Basketball is the ULTIMATE Team Game ... but the NBA chosen to move further away from this Core Concept as the phenomenon that was Michael Jordan rose to its apex.

Returning to a better blend of Individual & Team emphasis ... with 'Stars' who love to PASS the BAll, first & foremost, AND Defend as a group AND can then score it, as well ... is what the NBA needs to do to halt its current slide into Nichedom.

PS. Monta Ellis (is a tremendous offensive talent) is a Prime Example of what is wrong with the NBA, in these people's eyes, as his own coach, from time to time, has to emplore him to share the ball better with his teammates AND to (at least) take an 'interest' in playing some sort of passable defense when the opposition has possession of the ball.

 
At 5:55 PM, Blogger M. Haubs said...

Khandor: One of many examples of current NBA teams who combine individual and team play on both the offensive and defensive end would be the SAN ANTONIO SPURS.

And NO ONE WATCHES THEM, despite people saying that this is what they want to see.

The list of stars who love to pass the ball includes DAMN NEAR EVERY POINT GUARD ON A WESTERN PLAYOFF TEAM, and builds from there.

Whatever dude.

 
At 5:57 PM, Blogger M. Haubs said...

Always good to hear from Jones on the NBA....

I like the Kevin Martin comparison... though it's worth noting that he *is* 6-7....

 
At 9:06 AM, Anonymous kamagra said...

Interesting comparative, I think that Monta Ellis is a better player, he was more committed to the team and his attitude was more friendly.

 
At 9:02 AM, Anonymous cialis online said...

Announcers are idiots they know nothing they are useless i wonder why exist a job position like this in the world... if a damn player plays bad one day they just said he or she played terrible and bla bla but they don;'t if the player is passing a hard time in it's life... they are like idiots.

 
At 2:17 AM, Anonymous Anonymous said...

I am very happy to read this article..thanks for giving us this useful information. anti viral Read a useful article about tramadol tramadol

 
At 5:26 PM, Anonymous Debt Management said...

Whats up! I simply would like to give a huge thumbs up for the good information you've here on this post.

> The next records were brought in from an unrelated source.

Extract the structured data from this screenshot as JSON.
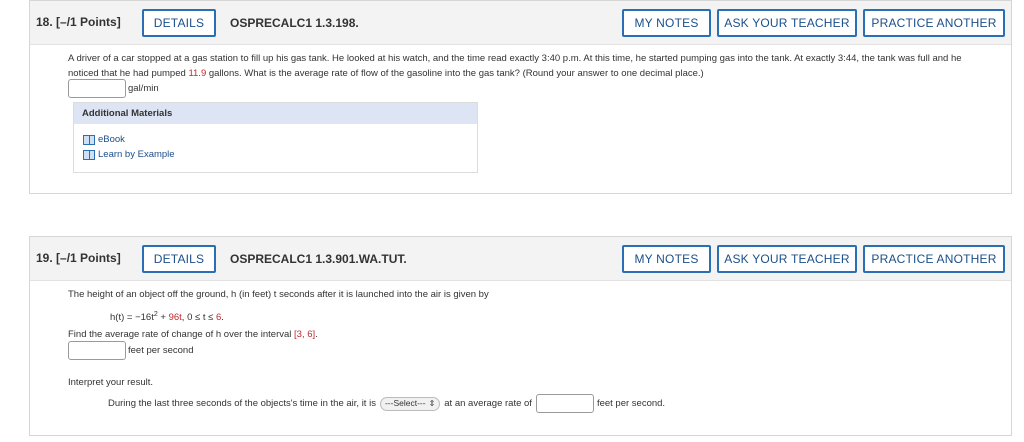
{
  "q18": {
    "number": "18.",
    "points": "[–/1 Points]",
    "details_label": "DETAILS",
    "code": "OSPRECALC1 1.3.198.",
    "my_notes_label": "MY NOTES",
    "ask_teacher_label": "ASK YOUR TEACHER",
    "practice_label": "PRACTICE ANOTHER",
    "text_part1": "A driver of a car stopped at a gas station to fill up his gas tank. He looked at his watch, and the time read exactly 3:40 p.m. At this time, he started pumping gas into the tank. At exactly 3:44, the tank was full and he noticed that he had pumped ",
    "gallons_value": "11.9",
    "text_part2": " gallons. What is the average rate of flow of the gasoline into the gas tank? (Round your answer to one decimal place.)",
    "answer_unit": "gal/min",
    "answer_value": "",
    "additional_materials_title": "Additional Materials",
    "materials": [
      "eBook",
      "Learn by Example"
    ]
  },
  "q19": {
    "number": "19.",
    "points": "[–/1 Points]",
    "details_label": "DETAILS",
    "code": "OSPRECALC1 1.3.901.WA.TUT.",
    "my_notes_label": "MY NOTES",
    "ask_teacher_label": "ASK YOUR TEACHER",
    "practice_label": "PRACTICE ANOTHER",
    "intro": "The height of an object off the ground, h (in feet) t seconds after it is launched into the air is given by",
    "formula_lhs": "h(t) = ",
    "formula_coef1": "−16t",
    "formula_exp": "2",
    "formula_plus": " + ",
    "formula_coef2": "96t",
    "formula_domain_pre": ",     0 ≤ t ≤ ",
    "formula_domain_end": "6",
    "formula_domain_post": ".",
    "find_text_pre": "Find the average rate of change of h over the interval ",
    "interval": "[3, 6]",
    "find_text_post": ".",
    "answer_unit": "feet per second",
    "interpret_label": "Interpret your result.",
    "interpret_pre": "During the last three seconds of the objects's time in the air, it is ",
    "select_value": "---Select---",
    "interpret_mid": " at an average rate of ",
    "interpret_post": " feet per second."
  }
}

I might be coming again to your weblog for extra soon.

 
At 9:57 AM, Anonymous Anonymous said...

I really like what you guys are usually up too.

This sort of clever work and coverage! Keep up the wonderful works
guys I've incorporated you guys to blogroll.

Also visit my blog post - czu.cz

 
At 11:43 AM, Anonymous Anonymous said...

rayban sunglasses, [url=http://rayban.amigasa.jp/]サングラス レイバン[/url]
and Harley-Davidson motorcycles, ZIPPO lighters done as the colophon of American culture. rayban English called Ray-Ban, [url=http://rayban.bufsiz.jp/]サングラス レイバン[/url]
Barb as baleful [url=http://rayban.client.jp/]http://rayban.client.jp/[/url]
look, Disallow the close off, sunglasses slab the frown of the fall on is essential. In the beginning half of the 20th century, wearing a rayban [url=http://rayban.genin.jp/]サングラス レイバン[/url]
lenses are the biggest names in the recreation utilization entrails, Gary - Distribute, Audrey Hepburn is its loyal. Up to date, rayban this choose [url=http://rayban.genin.jp/]サングラス レイバン[/url]
identify in the construct of people's familiar communicating with the law frequently. Wayfarer-style whey-faced chest, red setting, black sock, tortoiseshell ...... [url=http://rayban.ashigaru.jp/]rayban サングラス[/url]
peculiar rayban sunglasses casing in Hollywood stars over, with orchestrate civilian clothes, appeared on various [url=http://rayban.genin.jp/]レイバン メガネ[/url]
occasions. Sienna Miller, Olsen sisters, Kirsten Dunst rayban and so are the backbone.

 

Post a Comment

<< Home